# ACTIVITY
Down to the last line, repeat the records exactly.

-- DATA FOR THIS EXERCISE follows --

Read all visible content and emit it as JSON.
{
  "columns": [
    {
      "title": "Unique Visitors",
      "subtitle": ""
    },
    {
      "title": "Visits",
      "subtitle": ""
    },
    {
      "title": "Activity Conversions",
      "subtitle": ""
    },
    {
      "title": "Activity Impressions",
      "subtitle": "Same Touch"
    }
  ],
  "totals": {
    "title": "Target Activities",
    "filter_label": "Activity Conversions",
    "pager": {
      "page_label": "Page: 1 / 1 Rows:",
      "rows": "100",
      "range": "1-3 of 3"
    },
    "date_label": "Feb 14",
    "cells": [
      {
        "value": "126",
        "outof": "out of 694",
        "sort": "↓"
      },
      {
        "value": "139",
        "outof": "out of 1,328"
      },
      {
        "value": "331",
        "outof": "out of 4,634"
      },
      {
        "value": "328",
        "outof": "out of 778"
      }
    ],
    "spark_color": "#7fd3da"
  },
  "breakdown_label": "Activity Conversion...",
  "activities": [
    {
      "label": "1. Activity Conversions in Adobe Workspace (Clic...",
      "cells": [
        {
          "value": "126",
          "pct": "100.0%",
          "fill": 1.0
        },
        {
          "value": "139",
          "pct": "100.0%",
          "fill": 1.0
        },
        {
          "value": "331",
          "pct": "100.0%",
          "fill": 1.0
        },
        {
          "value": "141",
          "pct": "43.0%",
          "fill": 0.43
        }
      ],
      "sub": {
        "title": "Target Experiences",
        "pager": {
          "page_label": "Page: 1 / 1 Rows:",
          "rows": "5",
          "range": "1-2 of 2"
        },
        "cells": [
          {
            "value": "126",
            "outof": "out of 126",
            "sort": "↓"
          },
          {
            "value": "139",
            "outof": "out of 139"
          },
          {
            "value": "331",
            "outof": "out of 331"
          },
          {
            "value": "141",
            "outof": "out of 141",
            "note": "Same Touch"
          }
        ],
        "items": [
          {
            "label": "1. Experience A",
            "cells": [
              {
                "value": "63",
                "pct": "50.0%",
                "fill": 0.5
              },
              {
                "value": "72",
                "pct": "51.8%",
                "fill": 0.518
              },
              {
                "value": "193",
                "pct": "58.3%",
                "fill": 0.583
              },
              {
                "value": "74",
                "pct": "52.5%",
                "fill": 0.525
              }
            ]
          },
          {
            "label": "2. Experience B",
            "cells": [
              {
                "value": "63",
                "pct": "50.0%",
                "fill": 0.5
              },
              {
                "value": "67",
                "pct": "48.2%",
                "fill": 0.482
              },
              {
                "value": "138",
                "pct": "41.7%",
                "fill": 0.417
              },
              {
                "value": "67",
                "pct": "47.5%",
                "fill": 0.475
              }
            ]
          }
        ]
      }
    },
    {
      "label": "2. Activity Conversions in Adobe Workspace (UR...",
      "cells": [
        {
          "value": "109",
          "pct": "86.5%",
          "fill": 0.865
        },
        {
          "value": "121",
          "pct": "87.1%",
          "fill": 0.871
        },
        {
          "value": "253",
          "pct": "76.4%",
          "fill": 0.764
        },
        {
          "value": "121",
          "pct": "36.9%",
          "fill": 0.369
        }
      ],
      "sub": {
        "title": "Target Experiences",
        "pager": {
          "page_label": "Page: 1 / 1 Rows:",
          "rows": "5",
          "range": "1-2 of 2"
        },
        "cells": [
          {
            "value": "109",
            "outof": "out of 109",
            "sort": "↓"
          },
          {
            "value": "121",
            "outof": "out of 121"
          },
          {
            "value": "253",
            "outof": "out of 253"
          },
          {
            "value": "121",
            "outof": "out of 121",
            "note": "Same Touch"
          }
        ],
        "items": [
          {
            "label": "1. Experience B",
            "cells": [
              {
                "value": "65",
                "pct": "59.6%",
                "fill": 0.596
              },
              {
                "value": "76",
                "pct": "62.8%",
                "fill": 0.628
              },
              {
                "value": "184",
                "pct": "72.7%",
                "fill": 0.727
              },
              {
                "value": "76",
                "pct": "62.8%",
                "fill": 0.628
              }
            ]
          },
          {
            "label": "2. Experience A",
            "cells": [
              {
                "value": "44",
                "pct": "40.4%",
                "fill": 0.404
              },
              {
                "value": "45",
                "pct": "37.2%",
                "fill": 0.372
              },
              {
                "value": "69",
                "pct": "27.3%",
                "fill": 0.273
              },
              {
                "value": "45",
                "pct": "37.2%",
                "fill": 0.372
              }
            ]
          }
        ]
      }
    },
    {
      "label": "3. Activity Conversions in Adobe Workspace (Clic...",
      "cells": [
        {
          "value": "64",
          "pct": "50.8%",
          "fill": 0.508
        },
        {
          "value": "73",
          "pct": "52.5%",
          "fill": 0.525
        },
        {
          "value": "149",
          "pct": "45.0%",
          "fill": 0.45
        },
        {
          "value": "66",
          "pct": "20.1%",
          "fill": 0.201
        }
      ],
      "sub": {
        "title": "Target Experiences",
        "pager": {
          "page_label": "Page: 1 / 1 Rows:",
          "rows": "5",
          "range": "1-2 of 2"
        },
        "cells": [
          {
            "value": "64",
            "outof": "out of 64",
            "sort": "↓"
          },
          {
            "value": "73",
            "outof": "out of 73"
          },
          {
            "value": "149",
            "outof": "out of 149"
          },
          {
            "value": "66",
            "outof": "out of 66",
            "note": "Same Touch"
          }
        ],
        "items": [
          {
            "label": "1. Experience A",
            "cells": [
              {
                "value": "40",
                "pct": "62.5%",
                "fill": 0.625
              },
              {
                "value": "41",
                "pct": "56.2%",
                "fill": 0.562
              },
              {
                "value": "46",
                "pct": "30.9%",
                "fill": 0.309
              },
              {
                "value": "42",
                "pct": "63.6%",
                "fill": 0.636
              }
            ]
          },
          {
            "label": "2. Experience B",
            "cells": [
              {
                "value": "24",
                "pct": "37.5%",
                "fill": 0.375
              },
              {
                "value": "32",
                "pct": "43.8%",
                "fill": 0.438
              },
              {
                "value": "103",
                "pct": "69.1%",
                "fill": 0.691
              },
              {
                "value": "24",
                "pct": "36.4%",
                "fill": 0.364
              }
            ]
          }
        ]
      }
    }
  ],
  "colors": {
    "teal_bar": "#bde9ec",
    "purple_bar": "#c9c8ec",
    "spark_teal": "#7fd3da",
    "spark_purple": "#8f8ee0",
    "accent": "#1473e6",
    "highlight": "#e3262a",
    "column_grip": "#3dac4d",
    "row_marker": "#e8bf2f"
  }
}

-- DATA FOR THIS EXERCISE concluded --

# RESPONSE
Read all visible content and emit it as JSON.
{
  "columns": [
    {
      "title": "Unique Visitors",
      "subtitle": ""
    },
    {
      "title": "Visits",
      "subtitle": ""
    },
    {
      "title": "Activity Conversions",
      "subtitle": ""
    },
    {
      "title": "Activity Impressions",
      "subtitle": "Same Touch"
    }
  ],
  "totals": {
    "title": "Target Activities",
    "filter_label": "Activity Conversions",
    "pager": {
      "page_label": "Page: 1 / 1 Rows:",
      "rows": "100",
      "range": "1-3 of 3"
    },
    "date_label": "Feb 14",
    "cells": [
      {
        "value": "126",
        "outof": "out of 694",
        "sort": "↓"
      },
      {
        "value": "139",
        "outof": "out of 1,328"
      },
      {
        "value": "331",
        "outof": "out of 4,634"
      },
      {
        "value": "328",
        "outof": "out of 778"
      }
    ],
    "spark_color": "#7fd3da"
  },
  "breakdown_label": "Activity Conversion...",
  "activities": [
    {
      "label": "1. Activity Conversions in Adobe Workspace (Clic...",
      "cells": [
        {
          "value": "126",
          "pct": "100.0%",
          "fill": 1.0
        },
        {
          "value": "139",
          "pct": "100.0%",
          "fill": 1.0
        },
        {
          "value": "331",
          "pct": "100.0%",
          "fill": 1.0
        },
        {
          "value": "141",
          "pct": "43.0%",
          "fill": 0.43
        }
      ],
      "sub": {
        "title": "Target Experiences",
        "pager": {
          "page_label": "Page: 1 / 1 Rows:",
          "rows": "5",
          "range": "1-2 of 2"
        },
        "cells": [
          {
            "value": "126",
            "outof": "out of 126",
            "sort": "↓"
          },
          {
            "value": "139",
            "outof": "out of 139"
          },
          {
            "value": "331",
            "outof": "out of 331"
          },
          {
            "value": "141",
            "outof": "out of 141",
            "note": "Same Touch"
          }
        ],
        "items": [
          {
            "label": "1. Experience A",
            "cells": [
              {
                "value": "63",
                "pct": "50.0%",
                "fill": 0.5
              },
              {
                "value": "72",
                "pct": "51.8%",
                "fill": 0.518
              },
              {
                "value": "193",
                "pct": "58.3%",
                "fill": 0.583
              },
              {
                "value": "74",
                "pct": "52.5%",
                "fill": 0.525
              }
            ]
          },
          {
            "label": "2. Experience B",
            "cells": [
              {
                "value": "63",
                "pct": "50.0%",
                "fill": 0.5
              },
              {
                "value": "67",
                "pct": "48.2%",
                "fill": 0.482
              },
              {
                "value": "138",
                "pct": "41.7%",
                "fill": 0.417
              },
              {
                "value": "67",
                "pct": "47.5%",
                "fill": 0.475
              }
            ]
          }
        ]
      }
    },
    {
      "label": "2. Activity Conversions in Adobe Workspace (UR...",
      "cells": [
        {
          "value": "109",
          "pct": "86.5%",
          "fill": 0.865
        },
        {
          "value": "121",
          "pct": "87.1%",
          "fill": 0.871
        },
        {
          "value": "253",
          "pct": "76.4%",
          "fill": 0.764
        },
        {
          "value": "121",
          "pct": "36.9%",
          "fill": 0.369
        }
      ],
      "sub": {
        "title": "Target Experiences",
        "pager": {
          "page_label": "Page: 1 / 1 Rows:",
          "rows": "5",
          "range": "1-2 of 2"
        },
        "cells": [
          {
            "value": "109",
            "outof": "out of 109",
            "sort": "↓"
          },
          {
            "value": "121",
            "outof": "out of 121"
          },
          {
            "value": "253",
            "outof": "out of 253"
          },
          {
            "value": "121",
            "outof": "out of 121",
            "note": "Same Touch"
          }
        ],
        "items": [
          {
            "label": "1. Experience B",
            "cells": [
              {
                "value": "65",
                "pct": "59.6%",
                "fill": 0.596
              },
              {
                "value": "76",
                "pct": "62.8%",
                "fill": 0.628
              },
              {
                "value": "184",
                "pct": "72.7%",
                "fill": 0.727
              },
              {
                "value": "76",
                "pct": "62.8%",
                "fill": 0.628
              }
            ]
          },
          {
            "label": "2. Experience A",
            "cells": [
              {
                "value": "44",
                "pct": "40.4%",
                "fill": 0.404
              },
              {
                "value": "45",
                "pct": "37.2%",
                "fill": 0.372
              },
              {
                "value": "69",
                "pct": "27.3%",
                "fill": 0.273
              },
              {
                "value": "45",
                "pct": "37.2%",
                "fill": 0.372
              }
            ]
          }
        ]
      }
    },
    {
      "label": "3. Activity Conversions in Adobe Workspace (Clic...",
      "cells": [
        {
          "value": "64",
          "pct": "50.8%",
          "fill": 0.508
        },
        {
          "value": "73",
          "pct": "52.5%",
          "fill": 0.525
        },
        {
          "value": "149",
          "pct": "45.0%",
          "fill": 0.45
        },
        {
          "value": "66",
          "pct": "20.1%",
          "fill": 0.201
        }
      ],
      "sub": {
        "title": "Target Experiences",
        "pager": {
          "page_label": "Page: 1 / 1 Rows:",
          "rows": "5",
          "range": "1-2 of 2"
        },
        "cells": [
          {
            "value": "64",
            "outof": "out of 64",
            "sort": "↓"
          },
          {
            "value": "73",
            "outof": "out of 73"
          },
          {
            "value": "149",
            "outof": "out of 149"
          },
          {
            "value": "66",
            "outof": "out of 66",
            "note": "Same Touch"
          }
        ],
        "items": [
          {
            "label": "1. Experience A",
            "cells": [
              {
                "value": "40",
                "pct": "62.5%",
                "fill": 0.625
              },
              {
                "value": "41",
                "pct": "56.2%",
                "fill": 0.562
              },
              {
                "value": "46",
                "pct": "30.9%",
                "fill": 0.309
              },
              {
                "value": "42",
                "pct": "63.6%",
                "fill": 0.636
              }
            ]
          },
          {
            "label": "2. Experience B",
            "cells": [
              {
                "value": "24",
                "pct": "37.5%",
                "fill": 0.375
              },
              {
                "value": "32",
                "pct": "43.8%",
                "fill": 0.438
              },
              {
                "value": "103",
                "pct": "69.1%",
                "fill": 0.691
              },
              {
                "value": "24",
                "pct": "36.4%",
                "fill": 0.364
              }
            ]
          }
        ]
      }
    }
  ],
  "colors": {
    "teal_bar": "#bde9ec",
    "purple_bar": "#c9c8ec",
    "spark_teal": "#7fd3da",
    "spark_purple": "#8f8ee0",
    "accent": "#1473e6",
    "highlight": "#e3262a",
    "column_grip": "#3dac4d",
    "row_marker": "#e8bf2f"
  }
}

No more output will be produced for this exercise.